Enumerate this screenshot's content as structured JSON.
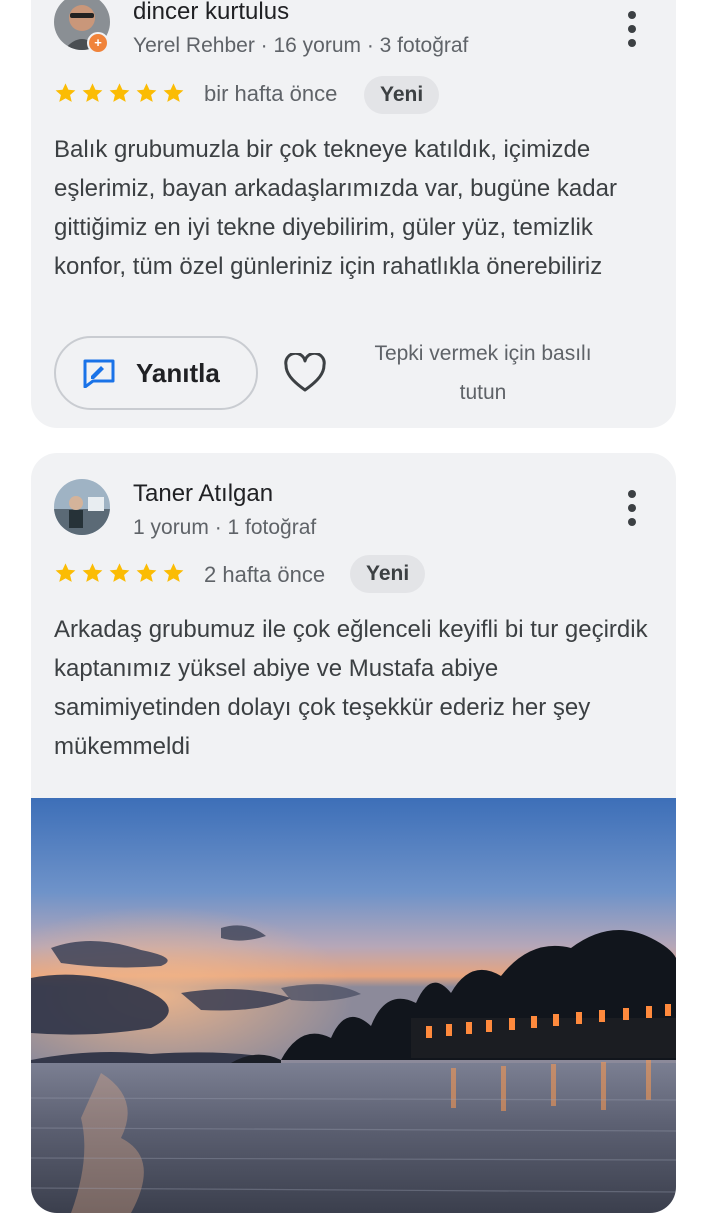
{
  "reviews": [
    {
      "author": "dincer kurtulus",
      "meta": "Yerel Rehber · 16 yorum · 3 fotoğraf",
      "rating": 5,
      "time": "bir hafta önce",
      "chip": "Yeni",
      "text": "Balık grubumuzla bir çok tekneye katıldık, içimizde eşlerimiz, bayan arkadaşlarımızda var, bugüne kadar gittiğimiz en iyi tekne diyebilirim, güler yüz, temizlik konfor, tüm özel günleriniz için rahatlıkla önerebiliriz",
      "reply_label": "Yanıtla",
      "reaction_hint": "Tepki vermek için basılı tutun"
    },
    {
      "author": "Taner Atılgan",
      "meta": "1 yorum · 1 fotoğraf",
      "rating": 5,
      "time": "2 hafta önce",
      "chip": "Yeni",
      "text": "Arkadaş grubumuz ile çok eğlenceli keyifli bi tur geçirdik kaptanımız yüksel abiye ve Mustafa abiye samimiyetinden dolayı çok teşekkür ederiz her şey mükemmeldi"
    }
  ],
  "colors": {
    "card_bg": "#f1f2f4",
    "star": "#fbbc04",
    "chip_bg": "#e3e4e7",
    "reply_icon": "#1a73e8",
    "badge": "#f0833a"
  },
  "icons": {
    "more": "more-vert-icon",
    "reply": "reply-icon",
    "heart": "heart-outline-icon",
    "star": "star-icon",
    "local_guide": "local-guide-badge-icon"
  }
}
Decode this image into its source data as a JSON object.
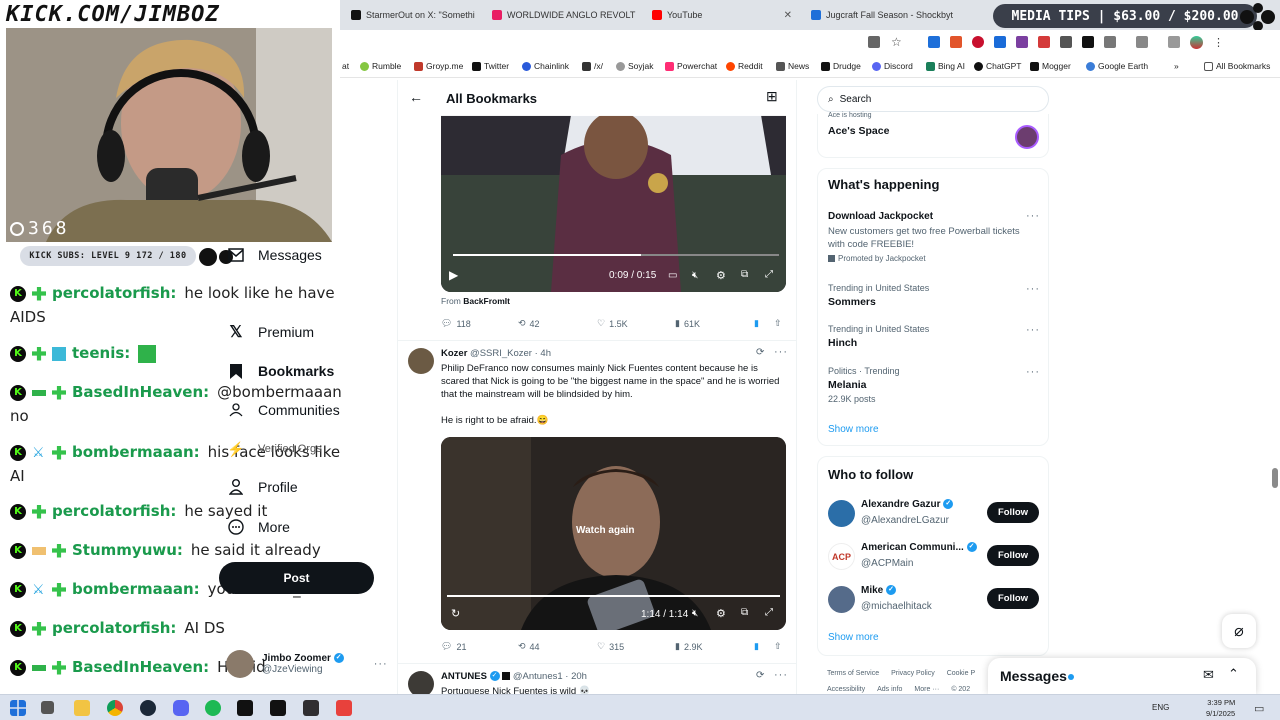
{
  "overlay": {
    "channel_logo": "KICK.COM/JIMBOZ",
    "viewer_count": "368",
    "kick_subs": "KICK SUBS: LEVEL 9 172 / 180",
    "media_tips": "MEDIA TIPS | $63.00 / $200.00",
    "chat": [
      {
        "user": "percolatorfish:",
        "msg": "he look like he have",
        "cont": "AIDS",
        "ucolor": "#1a9a4c"
      },
      {
        "user": "teenis:",
        "msg": "",
        "cont": "",
        "ucolor": "#1a9a4c"
      },
      {
        "user": "BasedInHeaven:",
        "msg": "@bombermaaan",
        "cont": "no",
        "ucolor": "#1a9a4c"
      },
      {
        "user": "bombermaaan:",
        "msg": "his face looks like",
        "cont": "AI",
        "ucolor": "#1a9a4c"
      },
      {
        "user": "percolatorfish:",
        "msg": "he sayed it",
        "cont": "",
        "ucolor": "#1a9a4c"
      },
      {
        "user": "Stummyuwu:",
        "msg": "he said it already",
        "cont": "",
        "ucolor": "#1a9a4c"
      },
      {
        "user": "bombermaaan:",
        "msg": "you missed_it",
        "cont": "",
        "ucolor": "#1a9a4c"
      },
      {
        "user": "percolatorfish:",
        "msg": "AI DS",
        "cont": "",
        "ucolor": "#1a9a4c"
      },
      {
        "user": "BasedInHeaven:",
        "msg": "He did",
        "cont": "",
        "ucolor": "#1a9a4c"
      }
    ]
  },
  "browser": {
    "tabs": [
      {
        "label": "StarmerOut on X: \"Somethi",
        "color": "#111"
      },
      {
        "label": "WORLDWIDE ANGLO REVOLT",
        "color": "#e91e63"
      },
      {
        "label": "YouTube",
        "color": "#ff0000"
      },
      {
        "label": "Jugcraft Fall Season - Shockbyt",
        "color": "#1e6fd9"
      }
    ],
    "bookmarks": [
      {
        "label": "at",
        "color": "#fff"
      },
      {
        "label": "Rumble",
        "color": "#85c742"
      },
      {
        "label": "Groyp.me",
        "color": "#c0392b"
      },
      {
        "label": "Twitter",
        "color": "#111"
      },
      {
        "label": "Chainlink",
        "color": "#2a5ada"
      },
      {
        "label": "/x/",
        "color": "#333"
      },
      {
        "label": "Soyjak",
        "color": "#999"
      },
      {
        "label": "Powerchat",
        "color": "#ff2d74"
      },
      {
        "label": "Reddit",
        "color": "#ff4500"
      },
      {
        "label": "News",
        "color": "#555"
      },
      {
        "label": "Drudge",
        "color": "#111"
      },
      {
        "label": "Discord",
        "color": "#5865f2"
      },
      {
        "label": "Bing AI",
        "color": "#1a7f5a"
      },
      {
        "label": "ChatGPT",
        "color": "#111"
      },
      {
        "label": "Mogger",
        "color": "#111"
      },
      {
        "label": "Google Earth",
        "color": "#3b7dd8"
      },
      {
        "label": "All Bookmarks",
        "color": "#555"
      }
    ]
  },
  "nav": {
    "messages": "Messages",
    "premium": "Premium",
    "bookmarks": "Bookmarks",
    "communities": "Communities",
    "verified_orgs": "Verified Orgs",
    "profile": "Profile",
    "more": "More",
    "post": "Post",
    "account_name": "Jimbo Zoomer",
    "account_handle": "@JzeViewing"
  },
  "main": {
    "header": "All Bookmarks",
    "post1": {
      "time": "0:09 / 0:15",
      "from_label": "From",
      "from_source": "BackFromIt",
      "replies": "118",
      "reposts": "42",
      "likes": "1.5K",
      "views": "61K"
    },
    "post2": {
      "name": "Kozer",
      "handle": "@SSRI_Kozer · 4h",
      "text": "Philip DeFranco now consumes mainly Nick Fuentes content because he is scared that Nick is going to be \"the biggest name in the space\" and he is worried that the mainstream will be blindsided by him.",
      "text2": "He is right to be afraid.😄",
      "overlay": "Watch again",
      "time": "1:14 / 1:14",
      "replies": "21",
      "reposts": "44",
      "likes": "315",
      "views": "2.9K"
    },
    "post3": {
      "name": "ANTUNES",
      "handle": "@Antunes1 · 20h",
      "text": "Portuguese Nick Fuentes is wild 💀"
    }
  },
  "right": {
    "search_placeholder": "Search",
    "space_top": "Ace is hosting",
    "space_title": "Ace's Space",
    "happening_title": "What's happening",
    "ad": {
      "title": "Download Jackpocket",
      "body": "New customers get two free Powerball tickets with code FREEBIE!",
      "promo": "Promoted by Jackpocket"
    },
    "trends": [
      {
        "ctx": "Trending in United States",
        "name": "Sommers",
        "posts": ""
      },
      {
        "ctx": "Trending in United States",
        "name": "Hinch",
        "posts": ""
      },
      {
        "ctx": "Politics · Trending",
        "name": "Melania",
        "posts": "22.9K posts"
      }
    ],
    "show_more": "Show more",
    "who_title": "Who to follow",
    "who": [
      {
        "name": "Alexandre Gazur",
        "handle": "@AlexandreLGazur",
        "color": "#2b6ea8"
      },
      {
        "name": "American Communi...",
        "handle": "@ACPMain",
        "color": "#c0392b"
      },
      {
        "name": "Mike",
        "handle": "@michaelhitack",
        "color": "#556b8a"
      }
    ],
    "follow": "Follow",
    "footer": [
      "Terms of Service",
      "Privacy Policy",
      "Cookie P",
      "Accessibility",
      "Ads info",
      "More ···",
      "© 202"
    ],
    "messages_drawer": "Messages"
  },
  "taskbar": {
    "lang": "ENG",
    "time": "3:39 PM",
    "date": "9/1/2025"
  }
}
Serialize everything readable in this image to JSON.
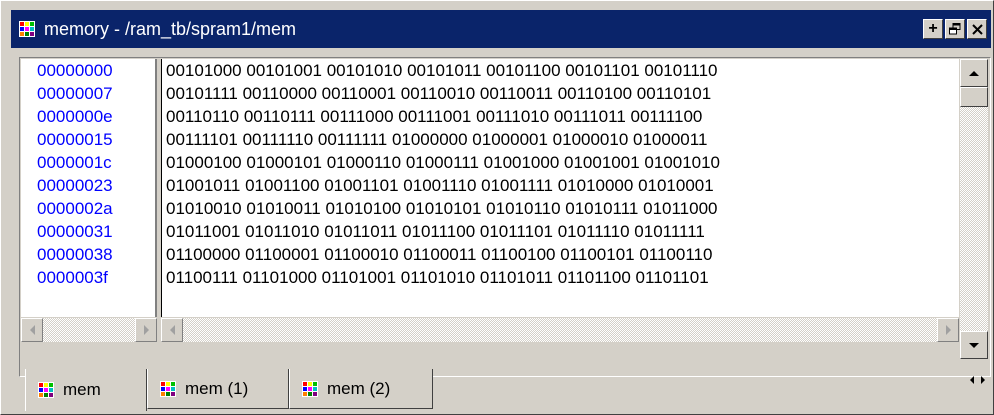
{
  "window": {
    "title": "memory - /ram_tb/spram1/mem",
    "colors": {
      "titlebar": "#0a246a",
      "address_text": "#0000ff"
    }
  },
  "title_buttons": [
    {
      "name": "plus-icon",
      "glyph": "+"
    },
    {
      "name": "undock-icon",
      "glyph": "⧉"
    },
    {
      "name": "close-icon",
      "glyph": "✕"
    }
  ],
  "memory": {
    "addresses": [
      "00000000",
      "00000007",
      "0000000e",
      "00000015",
      "0000001c",
      "00000023",
      "0000002a",
      "00000031",
      "00000038",
      "0000003f"
    ],
    "rows": [
      "00101000 00101001 00101010 00101011 00101100 00101101 00101110",
      "00101111 00110000 00110001 00110010 00110011 00110100 00110101",
      "00110110 00110111 00111000 00111001 00111010 00111011 00111100",
      "00111101 00111110 00111111 01000000 01000001 01000010 01000011",
      "01000100 01000101 01000110 01000111 01001000 01001001 01001010",
      "01001011 01001100 01001101 01001110 01001111 01010000 01010001",
      "01010010 01010011 01010100 01010101 01010110 01010111 01011000",
      "01011001 01011010 01011011 01011100 01011101 01011110 01011111",
      "01100000 01100001 01100010 01100011 01100100 01100101 01100110",
      "01100111 01101000 01101001 01101010 01101011 01101100 01101101"
    ]
  },
  "tabs": [
    {
      "label": "mem",
      "active": true
    },
    {
      "label": "mem (1)",
      "active": false
    },
    {
      "label": "mem (2)",
      "active": false
    }
  ]
}
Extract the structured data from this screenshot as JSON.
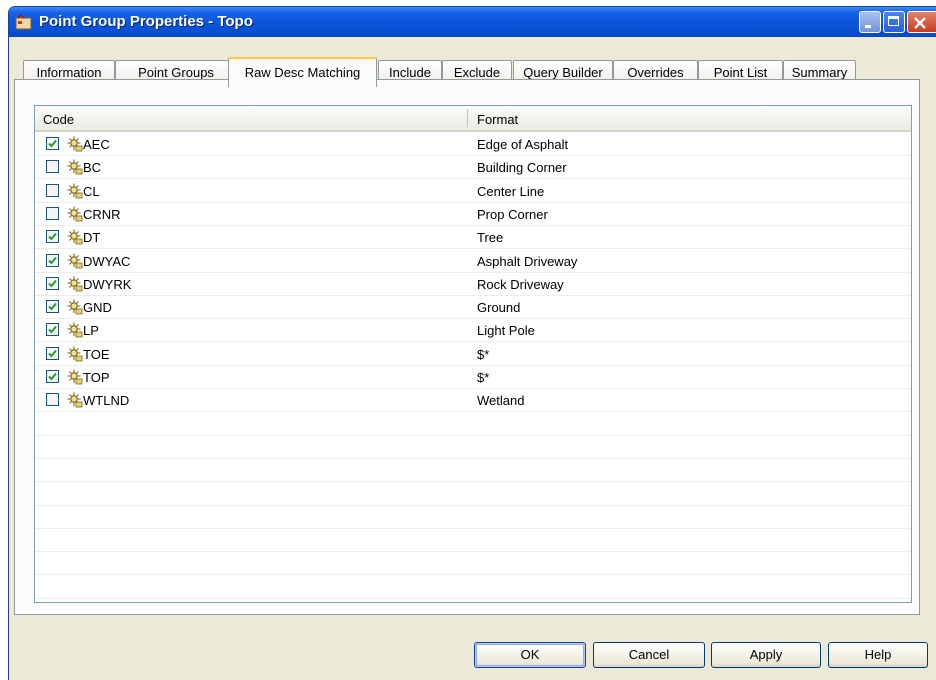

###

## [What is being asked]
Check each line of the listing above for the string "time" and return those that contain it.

## [Problem solution]
      "time": "bir hafta önce",
      "time": "2 hafta önce",
      "time": "0:09 / 0:15",
      "time": "1:14 / 1:14",
    "time": "3:39 PM",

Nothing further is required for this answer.